_What you need to do_.
Within the material below, tally every line that holds the word "Print", then give the tally and nothing more.

_Data for review_.
◆ ◆ ◆ ◆
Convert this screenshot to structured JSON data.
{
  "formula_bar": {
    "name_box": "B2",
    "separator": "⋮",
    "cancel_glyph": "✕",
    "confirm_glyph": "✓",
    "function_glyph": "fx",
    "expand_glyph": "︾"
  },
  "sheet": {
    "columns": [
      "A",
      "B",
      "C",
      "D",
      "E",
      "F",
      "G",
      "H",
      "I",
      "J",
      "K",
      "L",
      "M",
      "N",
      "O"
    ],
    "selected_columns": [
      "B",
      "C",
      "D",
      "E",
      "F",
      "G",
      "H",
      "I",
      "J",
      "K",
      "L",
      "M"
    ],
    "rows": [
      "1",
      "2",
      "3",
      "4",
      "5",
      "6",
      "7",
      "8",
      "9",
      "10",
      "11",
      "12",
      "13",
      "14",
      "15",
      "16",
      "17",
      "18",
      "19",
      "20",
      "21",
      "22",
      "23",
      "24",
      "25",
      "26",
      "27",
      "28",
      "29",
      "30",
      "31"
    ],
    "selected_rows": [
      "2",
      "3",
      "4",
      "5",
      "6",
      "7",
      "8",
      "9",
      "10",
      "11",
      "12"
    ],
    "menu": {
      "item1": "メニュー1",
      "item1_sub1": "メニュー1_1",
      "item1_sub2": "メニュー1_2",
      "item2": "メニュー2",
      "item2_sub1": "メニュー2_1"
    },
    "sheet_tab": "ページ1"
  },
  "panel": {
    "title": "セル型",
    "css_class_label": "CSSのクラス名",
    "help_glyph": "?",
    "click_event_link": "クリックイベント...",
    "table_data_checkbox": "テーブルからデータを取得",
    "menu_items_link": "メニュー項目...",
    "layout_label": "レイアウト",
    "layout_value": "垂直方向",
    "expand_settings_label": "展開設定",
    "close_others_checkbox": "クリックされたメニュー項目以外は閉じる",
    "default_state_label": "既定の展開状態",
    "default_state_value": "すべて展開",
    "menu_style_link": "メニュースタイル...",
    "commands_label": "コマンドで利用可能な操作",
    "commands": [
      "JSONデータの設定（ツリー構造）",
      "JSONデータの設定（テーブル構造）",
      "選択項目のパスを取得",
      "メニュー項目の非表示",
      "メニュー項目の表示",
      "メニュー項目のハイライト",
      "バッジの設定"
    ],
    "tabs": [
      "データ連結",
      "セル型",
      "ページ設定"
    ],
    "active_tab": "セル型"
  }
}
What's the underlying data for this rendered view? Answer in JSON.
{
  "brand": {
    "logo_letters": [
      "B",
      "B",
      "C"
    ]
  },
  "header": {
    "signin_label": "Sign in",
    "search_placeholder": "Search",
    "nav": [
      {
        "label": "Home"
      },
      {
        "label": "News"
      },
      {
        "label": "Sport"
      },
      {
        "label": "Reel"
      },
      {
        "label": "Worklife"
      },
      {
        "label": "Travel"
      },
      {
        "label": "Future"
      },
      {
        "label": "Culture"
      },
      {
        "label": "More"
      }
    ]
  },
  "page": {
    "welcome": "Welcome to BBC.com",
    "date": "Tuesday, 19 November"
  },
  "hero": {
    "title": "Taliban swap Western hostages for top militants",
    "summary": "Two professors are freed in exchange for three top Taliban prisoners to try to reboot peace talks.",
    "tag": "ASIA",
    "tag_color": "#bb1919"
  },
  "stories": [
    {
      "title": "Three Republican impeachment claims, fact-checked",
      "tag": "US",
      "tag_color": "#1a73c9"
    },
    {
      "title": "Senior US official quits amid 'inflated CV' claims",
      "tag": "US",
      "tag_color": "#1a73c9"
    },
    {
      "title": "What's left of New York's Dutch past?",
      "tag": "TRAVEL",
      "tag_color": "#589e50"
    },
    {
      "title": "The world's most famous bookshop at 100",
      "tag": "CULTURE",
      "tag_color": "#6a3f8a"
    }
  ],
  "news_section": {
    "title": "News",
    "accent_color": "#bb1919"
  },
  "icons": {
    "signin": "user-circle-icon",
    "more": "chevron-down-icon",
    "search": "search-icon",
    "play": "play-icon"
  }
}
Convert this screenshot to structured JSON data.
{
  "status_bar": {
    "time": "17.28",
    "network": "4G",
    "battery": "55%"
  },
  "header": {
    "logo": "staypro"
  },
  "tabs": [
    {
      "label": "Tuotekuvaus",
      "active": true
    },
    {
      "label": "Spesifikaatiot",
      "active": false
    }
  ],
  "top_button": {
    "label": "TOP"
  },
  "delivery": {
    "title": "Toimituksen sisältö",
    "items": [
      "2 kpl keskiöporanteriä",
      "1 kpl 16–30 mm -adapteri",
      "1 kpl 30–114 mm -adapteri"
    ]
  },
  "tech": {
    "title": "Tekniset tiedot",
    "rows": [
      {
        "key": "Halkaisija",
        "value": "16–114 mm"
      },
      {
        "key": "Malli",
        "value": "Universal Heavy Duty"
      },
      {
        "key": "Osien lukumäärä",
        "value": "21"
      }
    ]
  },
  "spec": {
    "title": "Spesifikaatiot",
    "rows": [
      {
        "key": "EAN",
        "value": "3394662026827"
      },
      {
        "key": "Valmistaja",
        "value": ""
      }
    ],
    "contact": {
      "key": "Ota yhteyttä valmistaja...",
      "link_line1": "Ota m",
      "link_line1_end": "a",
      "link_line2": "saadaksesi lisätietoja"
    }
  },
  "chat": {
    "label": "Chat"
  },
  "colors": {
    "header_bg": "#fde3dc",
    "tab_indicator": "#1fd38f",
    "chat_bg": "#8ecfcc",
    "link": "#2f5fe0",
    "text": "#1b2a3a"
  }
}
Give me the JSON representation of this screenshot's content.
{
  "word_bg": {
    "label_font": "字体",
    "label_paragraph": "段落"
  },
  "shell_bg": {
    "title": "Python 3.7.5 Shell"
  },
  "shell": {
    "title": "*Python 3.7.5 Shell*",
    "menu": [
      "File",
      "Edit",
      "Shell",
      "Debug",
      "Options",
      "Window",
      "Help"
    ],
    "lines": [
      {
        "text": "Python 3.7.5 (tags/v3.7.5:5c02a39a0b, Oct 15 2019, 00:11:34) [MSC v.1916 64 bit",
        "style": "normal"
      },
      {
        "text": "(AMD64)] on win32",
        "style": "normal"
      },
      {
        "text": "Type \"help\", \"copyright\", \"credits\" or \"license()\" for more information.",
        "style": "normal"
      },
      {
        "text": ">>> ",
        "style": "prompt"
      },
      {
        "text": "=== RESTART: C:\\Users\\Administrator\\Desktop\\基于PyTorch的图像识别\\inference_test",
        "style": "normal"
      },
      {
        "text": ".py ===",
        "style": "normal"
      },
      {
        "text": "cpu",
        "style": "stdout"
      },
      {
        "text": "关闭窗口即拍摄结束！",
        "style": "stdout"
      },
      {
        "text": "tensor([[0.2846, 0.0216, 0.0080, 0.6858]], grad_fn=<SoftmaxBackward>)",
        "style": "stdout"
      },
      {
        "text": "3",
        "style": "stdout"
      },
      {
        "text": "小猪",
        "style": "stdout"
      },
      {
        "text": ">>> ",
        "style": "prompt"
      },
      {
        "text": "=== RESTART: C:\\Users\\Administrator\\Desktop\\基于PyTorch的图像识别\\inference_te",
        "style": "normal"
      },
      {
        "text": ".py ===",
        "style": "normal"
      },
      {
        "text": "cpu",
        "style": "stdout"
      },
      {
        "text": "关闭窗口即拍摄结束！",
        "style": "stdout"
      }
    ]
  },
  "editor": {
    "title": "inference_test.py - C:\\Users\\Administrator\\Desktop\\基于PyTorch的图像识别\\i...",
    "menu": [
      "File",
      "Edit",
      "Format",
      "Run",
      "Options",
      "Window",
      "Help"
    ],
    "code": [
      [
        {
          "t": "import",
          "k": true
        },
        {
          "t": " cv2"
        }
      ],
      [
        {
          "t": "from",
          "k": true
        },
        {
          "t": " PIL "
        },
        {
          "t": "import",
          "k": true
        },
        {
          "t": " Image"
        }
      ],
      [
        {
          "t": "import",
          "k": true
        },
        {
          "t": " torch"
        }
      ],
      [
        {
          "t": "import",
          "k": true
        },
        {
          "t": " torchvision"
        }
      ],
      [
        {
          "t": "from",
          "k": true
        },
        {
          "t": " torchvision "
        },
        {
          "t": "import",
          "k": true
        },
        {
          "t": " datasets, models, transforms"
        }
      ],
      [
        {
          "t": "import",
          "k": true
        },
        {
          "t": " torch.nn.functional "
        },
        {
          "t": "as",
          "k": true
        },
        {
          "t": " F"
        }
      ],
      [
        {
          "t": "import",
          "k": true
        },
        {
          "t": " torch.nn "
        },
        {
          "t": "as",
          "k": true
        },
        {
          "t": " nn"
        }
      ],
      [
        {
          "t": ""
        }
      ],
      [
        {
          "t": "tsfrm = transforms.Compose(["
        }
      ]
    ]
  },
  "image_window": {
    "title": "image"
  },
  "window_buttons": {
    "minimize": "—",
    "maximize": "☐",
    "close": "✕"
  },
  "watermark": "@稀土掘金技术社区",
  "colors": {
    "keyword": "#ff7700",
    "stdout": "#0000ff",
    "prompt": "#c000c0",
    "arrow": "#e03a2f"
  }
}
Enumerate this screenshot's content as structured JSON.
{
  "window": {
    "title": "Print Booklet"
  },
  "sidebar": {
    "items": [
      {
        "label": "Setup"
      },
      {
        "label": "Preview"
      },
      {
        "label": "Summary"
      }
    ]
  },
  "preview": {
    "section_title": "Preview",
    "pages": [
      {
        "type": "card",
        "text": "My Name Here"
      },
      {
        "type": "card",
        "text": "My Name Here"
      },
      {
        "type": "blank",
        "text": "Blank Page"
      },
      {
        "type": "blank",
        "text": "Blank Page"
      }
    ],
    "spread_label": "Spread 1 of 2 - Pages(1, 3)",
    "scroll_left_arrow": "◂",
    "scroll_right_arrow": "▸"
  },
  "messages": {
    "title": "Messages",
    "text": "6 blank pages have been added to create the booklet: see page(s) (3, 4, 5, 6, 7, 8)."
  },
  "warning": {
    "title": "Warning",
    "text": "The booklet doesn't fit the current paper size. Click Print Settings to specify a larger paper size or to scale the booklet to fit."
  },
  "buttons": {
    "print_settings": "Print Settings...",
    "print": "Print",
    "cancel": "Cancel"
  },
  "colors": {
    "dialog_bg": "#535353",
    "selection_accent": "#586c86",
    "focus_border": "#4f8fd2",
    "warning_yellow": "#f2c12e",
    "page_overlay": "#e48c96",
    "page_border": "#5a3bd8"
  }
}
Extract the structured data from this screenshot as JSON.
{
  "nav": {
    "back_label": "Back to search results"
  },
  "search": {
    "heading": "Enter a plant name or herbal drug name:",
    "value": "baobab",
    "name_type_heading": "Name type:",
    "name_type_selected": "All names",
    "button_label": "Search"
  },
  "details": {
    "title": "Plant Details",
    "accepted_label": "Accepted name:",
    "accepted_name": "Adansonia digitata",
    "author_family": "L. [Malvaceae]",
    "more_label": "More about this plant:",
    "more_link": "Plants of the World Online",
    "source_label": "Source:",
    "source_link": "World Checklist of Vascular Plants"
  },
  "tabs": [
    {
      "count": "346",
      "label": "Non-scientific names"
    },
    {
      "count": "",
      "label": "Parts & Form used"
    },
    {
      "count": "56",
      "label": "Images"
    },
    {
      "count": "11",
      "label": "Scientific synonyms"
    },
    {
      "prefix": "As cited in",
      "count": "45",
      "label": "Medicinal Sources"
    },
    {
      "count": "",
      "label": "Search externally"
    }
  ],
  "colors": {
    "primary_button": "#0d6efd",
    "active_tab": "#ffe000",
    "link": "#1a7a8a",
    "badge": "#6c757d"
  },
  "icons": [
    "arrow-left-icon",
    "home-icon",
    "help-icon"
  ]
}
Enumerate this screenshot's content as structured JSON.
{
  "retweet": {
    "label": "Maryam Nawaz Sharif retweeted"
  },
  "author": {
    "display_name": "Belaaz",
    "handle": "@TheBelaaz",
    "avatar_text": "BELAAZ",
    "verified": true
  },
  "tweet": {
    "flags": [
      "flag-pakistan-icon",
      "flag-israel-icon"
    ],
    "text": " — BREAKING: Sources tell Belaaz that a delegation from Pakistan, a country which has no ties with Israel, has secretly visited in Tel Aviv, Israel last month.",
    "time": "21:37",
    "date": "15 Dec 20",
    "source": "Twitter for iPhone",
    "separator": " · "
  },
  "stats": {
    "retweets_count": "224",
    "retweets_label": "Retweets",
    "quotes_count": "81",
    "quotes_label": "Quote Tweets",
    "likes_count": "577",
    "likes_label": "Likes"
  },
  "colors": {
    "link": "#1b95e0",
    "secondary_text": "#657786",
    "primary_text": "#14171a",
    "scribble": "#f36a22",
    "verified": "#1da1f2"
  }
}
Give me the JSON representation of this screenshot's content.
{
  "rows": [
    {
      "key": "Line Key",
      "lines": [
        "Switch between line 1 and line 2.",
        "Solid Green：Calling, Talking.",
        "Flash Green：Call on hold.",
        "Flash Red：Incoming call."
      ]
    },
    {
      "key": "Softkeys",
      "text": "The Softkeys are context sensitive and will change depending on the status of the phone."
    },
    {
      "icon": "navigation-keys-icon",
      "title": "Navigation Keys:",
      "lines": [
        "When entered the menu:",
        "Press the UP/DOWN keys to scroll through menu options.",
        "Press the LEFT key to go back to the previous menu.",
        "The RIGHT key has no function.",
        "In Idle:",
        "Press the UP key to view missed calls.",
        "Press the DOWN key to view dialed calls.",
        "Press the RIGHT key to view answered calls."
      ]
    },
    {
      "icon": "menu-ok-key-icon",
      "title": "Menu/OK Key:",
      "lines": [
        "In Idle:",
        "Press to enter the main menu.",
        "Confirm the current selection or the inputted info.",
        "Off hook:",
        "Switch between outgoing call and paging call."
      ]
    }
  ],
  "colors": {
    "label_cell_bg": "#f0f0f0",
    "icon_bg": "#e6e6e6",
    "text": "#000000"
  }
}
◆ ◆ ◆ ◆
_Answer to this exercise_.
4